Sen. Orrin Hatch, R-Utah, sheltered more than $11,000 in income in 1987 from speaking fees, 15 percent of the $79,926 an aide said Hatch earned in honorariums. The senator gave away $48,899 of the fees in tax-deductible donations but was able to calculate his Keogh retirement contribution on the entire amount, according to his Senate financial disclosure.
Keogh contributions, like IRAs, are deductible. Unlike IRAs they may be taken despite a person's other income. Congress took away all or part of the deductibilty of IRAs for those earning more than $25,000. Keogh contributions, however, may be made only from self-employment income. The program got its name from former Rep. E.J. Keogh, D-N.Y., who with former Sen. Wallace F. Bennett, R-Utah, sponsored the legislation 20 years ago.The Washington Times reported this week that 14 senators and at least 17 House members have such retirement plans. Senators must report them; House members do so voluntarily.
Sen. Robert Dole, R-Kan. showed the largest Keogh plan with between $150,000 and $300,000 in it. (Senators report such amounts by brackets. They do not show exact amounts.) In the Senate, six Democrats and eight Republicans showed Keogh funds. Hatch's totaled between $65,000 and $150,000, including amounts from years before 1987.
In the House, eight Republicans and nine Democrats listed Keogh funds. None of the three Utah members showed such savings.
Some of the funds' totals could represent contributions based on income from other than honorariums. Hatch, for example has had income from books and tapes.

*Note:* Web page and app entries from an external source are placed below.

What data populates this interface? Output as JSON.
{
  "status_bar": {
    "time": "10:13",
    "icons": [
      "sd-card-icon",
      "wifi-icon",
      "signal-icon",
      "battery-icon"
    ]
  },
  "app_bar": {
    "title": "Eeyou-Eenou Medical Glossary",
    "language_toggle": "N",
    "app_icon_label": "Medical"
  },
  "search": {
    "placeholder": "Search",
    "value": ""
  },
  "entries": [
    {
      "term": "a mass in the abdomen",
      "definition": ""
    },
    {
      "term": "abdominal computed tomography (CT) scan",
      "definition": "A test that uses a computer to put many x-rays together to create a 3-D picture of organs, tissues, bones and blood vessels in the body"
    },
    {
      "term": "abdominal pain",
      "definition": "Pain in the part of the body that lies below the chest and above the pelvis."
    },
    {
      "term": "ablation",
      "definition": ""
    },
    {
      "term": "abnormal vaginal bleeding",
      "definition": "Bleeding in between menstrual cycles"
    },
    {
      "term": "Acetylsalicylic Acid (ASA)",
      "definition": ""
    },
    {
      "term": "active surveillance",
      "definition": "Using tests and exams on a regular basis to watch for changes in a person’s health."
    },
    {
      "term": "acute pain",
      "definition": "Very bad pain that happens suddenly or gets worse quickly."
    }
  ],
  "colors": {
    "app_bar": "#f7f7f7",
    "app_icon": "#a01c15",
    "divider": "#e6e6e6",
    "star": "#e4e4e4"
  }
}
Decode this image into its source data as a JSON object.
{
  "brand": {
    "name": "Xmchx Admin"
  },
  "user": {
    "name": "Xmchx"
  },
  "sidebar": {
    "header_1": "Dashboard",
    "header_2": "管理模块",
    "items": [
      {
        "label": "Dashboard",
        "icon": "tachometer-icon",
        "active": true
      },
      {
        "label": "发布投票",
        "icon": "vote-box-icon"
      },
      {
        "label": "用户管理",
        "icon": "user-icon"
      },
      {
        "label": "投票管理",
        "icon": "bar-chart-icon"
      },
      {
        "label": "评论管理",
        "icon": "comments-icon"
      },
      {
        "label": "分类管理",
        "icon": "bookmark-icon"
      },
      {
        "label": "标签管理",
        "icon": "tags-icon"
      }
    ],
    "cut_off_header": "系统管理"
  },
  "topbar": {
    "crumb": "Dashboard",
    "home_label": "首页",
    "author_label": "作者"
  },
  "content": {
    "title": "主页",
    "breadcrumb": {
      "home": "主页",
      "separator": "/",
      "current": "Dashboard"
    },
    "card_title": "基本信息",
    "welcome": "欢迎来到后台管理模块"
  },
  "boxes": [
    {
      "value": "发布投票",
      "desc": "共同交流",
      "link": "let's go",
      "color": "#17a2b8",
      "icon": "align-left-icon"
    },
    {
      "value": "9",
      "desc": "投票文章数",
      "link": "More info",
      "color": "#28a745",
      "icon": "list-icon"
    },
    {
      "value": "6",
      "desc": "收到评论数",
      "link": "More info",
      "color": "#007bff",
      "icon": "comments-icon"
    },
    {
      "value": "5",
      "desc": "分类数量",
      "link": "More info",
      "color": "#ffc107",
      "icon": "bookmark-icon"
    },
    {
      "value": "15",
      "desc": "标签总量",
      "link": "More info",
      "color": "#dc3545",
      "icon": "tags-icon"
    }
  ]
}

Speech income to Congressmen is considered self-employment pay.